▶ _Description of the task_
Please copy out the records that follow exactly as they stand.

▶ _Dataset entries_
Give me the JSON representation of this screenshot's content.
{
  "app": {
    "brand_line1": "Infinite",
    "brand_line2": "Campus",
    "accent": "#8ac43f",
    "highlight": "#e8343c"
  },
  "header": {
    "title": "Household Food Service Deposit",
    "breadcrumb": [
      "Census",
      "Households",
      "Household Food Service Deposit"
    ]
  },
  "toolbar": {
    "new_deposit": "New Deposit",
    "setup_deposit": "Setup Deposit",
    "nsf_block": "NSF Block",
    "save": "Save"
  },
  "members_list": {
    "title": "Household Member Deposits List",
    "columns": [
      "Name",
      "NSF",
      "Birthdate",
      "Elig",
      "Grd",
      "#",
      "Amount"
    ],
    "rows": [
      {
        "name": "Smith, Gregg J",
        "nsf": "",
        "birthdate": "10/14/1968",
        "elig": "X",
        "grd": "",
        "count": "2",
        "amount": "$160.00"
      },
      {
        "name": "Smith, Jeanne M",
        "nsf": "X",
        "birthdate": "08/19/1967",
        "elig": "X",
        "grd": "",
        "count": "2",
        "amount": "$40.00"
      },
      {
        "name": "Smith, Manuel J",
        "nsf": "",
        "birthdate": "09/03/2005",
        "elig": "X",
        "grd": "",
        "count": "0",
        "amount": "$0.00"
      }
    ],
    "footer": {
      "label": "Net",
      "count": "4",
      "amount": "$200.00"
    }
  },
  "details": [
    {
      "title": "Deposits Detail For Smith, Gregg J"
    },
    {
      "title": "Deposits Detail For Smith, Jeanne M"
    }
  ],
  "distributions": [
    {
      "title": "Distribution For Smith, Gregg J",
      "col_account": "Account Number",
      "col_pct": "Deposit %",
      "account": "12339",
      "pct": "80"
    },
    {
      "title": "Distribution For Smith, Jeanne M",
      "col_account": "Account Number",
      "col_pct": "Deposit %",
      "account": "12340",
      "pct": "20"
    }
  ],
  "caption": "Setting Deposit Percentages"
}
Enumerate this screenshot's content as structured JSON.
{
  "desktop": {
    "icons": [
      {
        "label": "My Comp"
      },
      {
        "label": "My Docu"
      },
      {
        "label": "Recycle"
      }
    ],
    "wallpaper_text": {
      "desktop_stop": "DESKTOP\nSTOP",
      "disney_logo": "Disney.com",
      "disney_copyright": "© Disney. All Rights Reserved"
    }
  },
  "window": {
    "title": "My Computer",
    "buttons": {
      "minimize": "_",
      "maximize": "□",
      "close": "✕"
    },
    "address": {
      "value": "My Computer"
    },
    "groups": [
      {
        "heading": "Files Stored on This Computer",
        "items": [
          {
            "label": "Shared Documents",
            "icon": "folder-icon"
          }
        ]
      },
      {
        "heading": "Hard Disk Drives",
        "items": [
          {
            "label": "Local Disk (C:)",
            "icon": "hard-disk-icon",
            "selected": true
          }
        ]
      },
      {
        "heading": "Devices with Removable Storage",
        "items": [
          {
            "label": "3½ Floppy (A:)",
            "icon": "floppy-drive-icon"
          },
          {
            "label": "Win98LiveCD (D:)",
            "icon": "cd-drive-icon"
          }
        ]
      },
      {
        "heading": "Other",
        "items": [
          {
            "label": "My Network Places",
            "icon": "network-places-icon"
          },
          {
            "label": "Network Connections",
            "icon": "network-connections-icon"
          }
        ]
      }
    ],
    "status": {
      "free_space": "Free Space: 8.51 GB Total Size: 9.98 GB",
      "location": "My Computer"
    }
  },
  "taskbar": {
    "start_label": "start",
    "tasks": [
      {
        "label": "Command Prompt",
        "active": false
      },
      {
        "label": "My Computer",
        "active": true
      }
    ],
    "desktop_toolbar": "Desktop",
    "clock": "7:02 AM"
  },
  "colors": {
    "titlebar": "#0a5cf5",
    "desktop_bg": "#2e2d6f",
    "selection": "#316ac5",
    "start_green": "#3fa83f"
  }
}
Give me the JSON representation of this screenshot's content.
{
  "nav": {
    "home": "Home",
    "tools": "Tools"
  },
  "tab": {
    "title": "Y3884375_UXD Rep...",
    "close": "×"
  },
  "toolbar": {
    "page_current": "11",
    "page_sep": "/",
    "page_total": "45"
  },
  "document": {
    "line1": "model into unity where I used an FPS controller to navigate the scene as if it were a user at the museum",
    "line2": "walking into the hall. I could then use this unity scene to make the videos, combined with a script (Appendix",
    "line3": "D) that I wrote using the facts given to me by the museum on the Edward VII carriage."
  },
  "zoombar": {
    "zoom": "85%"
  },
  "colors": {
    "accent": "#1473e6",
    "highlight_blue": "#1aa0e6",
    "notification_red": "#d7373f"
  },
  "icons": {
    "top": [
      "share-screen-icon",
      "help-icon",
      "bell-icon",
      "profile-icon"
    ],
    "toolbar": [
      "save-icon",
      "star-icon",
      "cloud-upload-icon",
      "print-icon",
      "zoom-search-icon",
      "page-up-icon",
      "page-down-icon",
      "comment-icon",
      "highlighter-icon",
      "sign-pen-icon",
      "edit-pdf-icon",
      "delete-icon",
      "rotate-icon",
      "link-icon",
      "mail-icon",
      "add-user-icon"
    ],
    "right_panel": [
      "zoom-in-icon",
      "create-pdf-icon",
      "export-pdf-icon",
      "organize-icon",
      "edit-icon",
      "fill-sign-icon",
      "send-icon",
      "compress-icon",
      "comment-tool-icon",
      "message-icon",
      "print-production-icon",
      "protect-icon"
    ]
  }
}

▶ _Solved problem_
Give me the JSON representation of this screenshot's content.
{
  "app": {
    "brand_line1": "Infinite",
    "brand_line2": "Campus",
    "accent": "#8ac43f",
    "highlight": "#e8343c"
  },
  "header": {
    "title": "Household Food Service Deposit",
    "breadcrumb": [
      "Census",
      "Households",
      "Household Food Service Deposit"
    ]
  },
  "toolbar": {
    "new_deposit": "New Deposit",
    "setup_deposit": "Setup Deposit",
    "nsf_block": "NSF Block",
    "save": "Save"
  },
  "members_list": {
    "title": "Household Member Deposits List",
    "columns": [
      "Name",
      "NSF",
      "Birthdate",
      "Elig",
      "Grd",
      "#",
      "Amount"
    ],
    "rows": [
      {
        "name": "Smith, Gregg J",
        "nsf": "",
        "birthdate": "10/14/1968",
        "elig": "X",
        "grd": "",
        "count": "2",
        "amount": "$160.00"
      },
      {
        "name": "Smith, Jeanne M",
        "nsf": "X",
        "birthdate": "08/19/1967",
        "elig": "X",
        "grd": "",
        "count": "2",
        "amount": "$40.00"
      },
      {
        "name": "Smith, Manuel J",
        "nsf": "",
        "birthdate": "09/03/2005",
        "elig": "X",
        "grd": "",
        "count": "0",
        "amount": "$0.00"
      }
    ],
    "footer": {
      "label": "Net",
      "count": "4",
      "amount": "$200.00"
    }
  },
  "details": [
    {
      "title": "Deposits Detail For Smith, Gregg J"
    },
    {
      "title": "Deposits Detail For Smith, Jeanne M"
    }
  ],
  "distributions": [
    {
      "title": "Distribution For Smith, Gregg J",
      "col_account": "Account Number",
      "col_pct": "Deposit %",
      "account": "12339",
      "pct": "80"
    },
    {
      "title": "Distribution For Smith, Jeanne M",
      "col_account": "Account Number",
      "col_pct": "Deposit %",
      "account": "12340",
      "pct": "20"
    }
  ],
  "caption": "Setting Deposit Percentages"
}
Enumerate this screenshot's content as structured JSON.
{
  "desktop": {
    "icons": [
      {
        "label": "My Comp"
      },
      {
        "label": "My Docu"
      },
      {
        "label": "Recycle"
      }
    ],
    "wallpaper_text": {
      "desktop_stop": "DESKTOP\nSTOP",
      "disney_logo": "Disney.com",
      "disney_copyright": "© Disney. All Rights Reserved"
    }
  },
  "window": {
    "title": "My Computer",
    "buttons": {
      "minimize": "_",
      "maximize": "□",
      "close": "✕"
    },
    "address": {
      "value": "My Computer"
    },
    "groups": [
      {
        "heading": "Files Stored on This Computer",
        "items": [
          {
            "label": "Shared Documents",
            "icon": "folder-icon"
          }
        ]
      },
      {
        "heading": "Hard Disk Drives",
        "items": [
          {
            "label": "Local Disk (C:)",
            "icon": "hard-disk-icon",
            "selected": true
          }
        ]
      },
      {
        "heading": "Devices with Removable Storage",
        "items": [
          {
            "label": "3½ Floppy (A:)",
            "icon": "floppy-drive-icon"
          },
          {
            "label": "Win98LiveCD (D:)",
            "icon": "cd-drive-icon"
          }
        ]
      },
      {
        "heading": "Other",
        "items": [
          {
            "label": "My Network Places",
            "icon": "network-places-icon"
          },
          {
            "label": "Network Connections",
            "icon": "network-connections-icon"
          }
        ]
      }
    ],
    "status": {
      "free_space": "Free Space: 8.51 GB Total Size: 9.98 GB",
      "location": "My Computer"
    }
  },
  "taskbar": {
    "start_label": "start",
    "tasks": [
      {
        "label": "Command Prompt",
        "active": false
      },
      {
        "label": "My Computer",
        "active": true
      }
    ],
    "desktop_toolbar": "Desktop",
    "clock": "7:02 AM"
  },
  "colors": {
    "titlebar": "#0a5cf5",
    "desktop_bg": "#2e2d6f",
    "selection": "#316ac5",
    "start_green": "#3fa83f"
  }
}
Give me the JSON representation of this screenshot's content.
{
  "nav": {
    "home": "Home",
    "tools": "Tools"
  },
  "tab": {
    "title": "Y3884375_UXD Rep...",
    "close": "×"
  },
  "toolbar": {
    "page_current": "11",
    "page_sep": "/",
    "page_total": "45"
  },
  "document": {
    "line1": "model into unity where I used an FPS controller to navigate the scene as if it were a user at the museum",
    "line2": "walking into the hall. I could then use this unity scene to make the videos, combined with a script (Appendix",
    "line3": "D) that I wrote using the facts given to me by the museum on the Edward VII carriage."
  },
  "zoombar": {
    "zoom": "85%"
  },
  "colors": {
    "accent": "#1473e6",
    "highlight_blue": "#1aa0e6",
    "notification_red": "#d7373f"
  },
  "icons": {
    "top": [
      "share-screen-icon",
      "help-icon",
      "bell-icon",
      "profile-icon"
    ],
    "toolbar": [
      "save-icon",
      "star-icon",
      "cloud-upload-icon",
      "print-icon",
      "zoom-search-icon",
      "page-up-icon",
      "page-down-icon",
      "comment-icon",
      "highlighter-icon",
      "sign-pen-icon",
      "edit-pdf-icon",
      "delete-icon",
      "rotate-icon",
      "link-icon",
      "mail-icon",
      "add-user-icon"
    ],
    "right_panel": [
      "zoom-in-icon",
      "create-pdf-icon",
      "export-pdf-icon",
      "organize-icon",
      "edit-icon",
      "fill-sign-icon",
      "send-icon",
      "compress-icon",
      "comment-tool-icon",
      "message-icon",
      "print-production-icon",
      "protect-icon"
    ]
  }
}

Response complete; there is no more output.